Tom Ford to Show in Los Angeles for next Fashion Show

Tom Ford’s Commitment to NYFW is Tested

By Roxanne Robinson

The designer announced he will show his Fall 2020 collection two days before the 92nd annual Academy Awards Oscars ceremony in Los Angeles rather than at NYFW

Sorry, not sorry. That could very well be Tom Ford’s mantra today when the news broke earlier that he will decamp his Fall 2020 show back to Los Angeles. The designer and newly christened chairman of the CFDA cites the coinciding of this year’s Oscars ceremony on the Sunday of NYFW in February. He will show his collection amongst stars from both the fashion and entertainment industry two nights before on February 7th. The former Gucci designer hosted a star-filled runway show in LA in 2015 when the two events collided that year as well.

But it is also a move wrought with conflict of interest. For years of late, NYFW has seen several top American designer labels jump ship such as Thom Browne, Joseph Altuzarra, Proenza Schouler (though they recently returned), Off-White, Amiri, Telfar, Heron and of course Rick Owens who bypassed NYFW save one season in the early Aughts and has set up his life and business in Paris and Italy.

Ford was voted in last March and began his tenure in June succeeding Diane Von Furstenberg. One of the biggest tasks at hand was the overhaul that New York fashion week needed. Exactly what was needed? A shorter week, a less cluttered calendar and a shot of dynamism that has been lacking, of late, especially with such major brands exiting the first plane to Paris. Ultimately the goal of said task was assuring New York Fashion Week pulled in the international fashion community of rank to foster a healthy economic ecosystem for designers stateside.

Ford’s Spring 2020 show which took place in the subway was very New York. (It was reimagined in a hip-hop mood by Jeremy Scott for the Moschino pre-Fall this week; with so little of authentic New York remaining it’s no surprise that designers look romantically at the gritty NYC subway system as inspiration.) He seemed to be all in. But Los Angeles has always been Ford’s first love.

Not only does he call the sunny film capital home, but the former child-actor also forayed into film making when he left the creative director roles he held at Gucci and then so-called Yves Saint Laurent making two films, A Single Man and Nocturnal Creatures which were met with a tepid critical reaction. His comeback into fashion, which started with sunglasses and a beauty line, has evolved into a full ready-to-wear collection full of his signature sex appeal and perfect for his beloved Red-Carpet dressing for A-List fans and friends such as Gwyneth Paltrow, Julianne Moore, Beyoncé and JLo among others.

Other NYFW week highlights such as shows from Rodarte and Jonathan Simkhai who are based in Los Angeles may decide to stay given Ford’s power to attract therefore effectively throwing a wrench into Friday’s schedule at a minimum that puts press and retailers in a position to choose. While Ford could (and did) argue that Los Angeles still qualifies under the moniker Council of Fashion Designers of America, having the two coasts showing at the same time defeats the purpose.
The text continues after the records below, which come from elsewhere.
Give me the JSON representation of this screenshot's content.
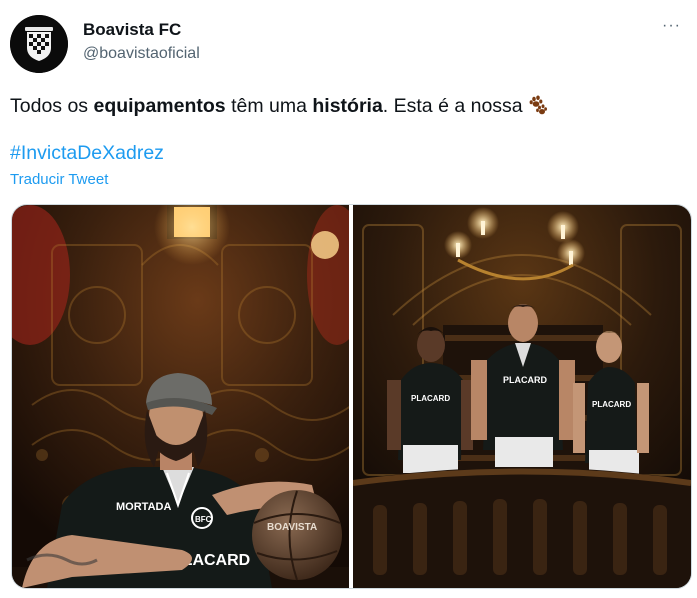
{
  "account": {
    "name": "Boavista FC",
    "handle": "@boavistaoficial",
    "more_label": "···"
  },
  "tweet": {
    "part1": "Todos os ",
    "bold1": "equipamentos",
    "part2": " têm uma ",
    "bold2": "história",
    "part3": ". Esta é a nossa",
    "emoji": "paw-prints-icon",
    "hashtag": "#InvictaDeXadrez",
    "translate": "Traducir Tweet"
  },
  "media": {
    "photo1": {
      "ball_text": "BOAVISTA",
      "shirt_sponsor": "PLACARD"
    },
    "photo2": {
      "shirt_sponsor": "PLACARD"
    }
  },
  "colors": {
    "link": "#1d9bf0",
    "secondary_text": "#536471",
    "primary_text": "#0f1419"
  }
}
Furthermore, it signals to put Hollywood and its glamourous Red Carpet – which arguably may be the one lasting gift American designers give to fashion when all is said and done – above the fashion industry as communicators of value. It may be true, and it certainly adds value to Ford’s brand but what does it say about the leadership of the NYFW calendar and the importance (or lack thereof) New York on the international stage to draw key industry players to a week that was already suffering? It’s a bit insult to injury. 

With some heading West to sunny California and the others across the Atlantic to Paris, many of those involved in NYFW could arguably feel a bit betrayed by the move. They may even be starting that to hum that 1972 ditty by Stealers Wheel made famous by the film Reservoir Dogs “Stuck in the Middle with You.” But on the other hand, it may also provide a stage for some of New York’s rising talents – Kerby Jean Raymond of Pyer Moss, Christopher John Rogers, and Sander Lak of Sies Marjan among them –  to take the stage out of Ford’s shadow.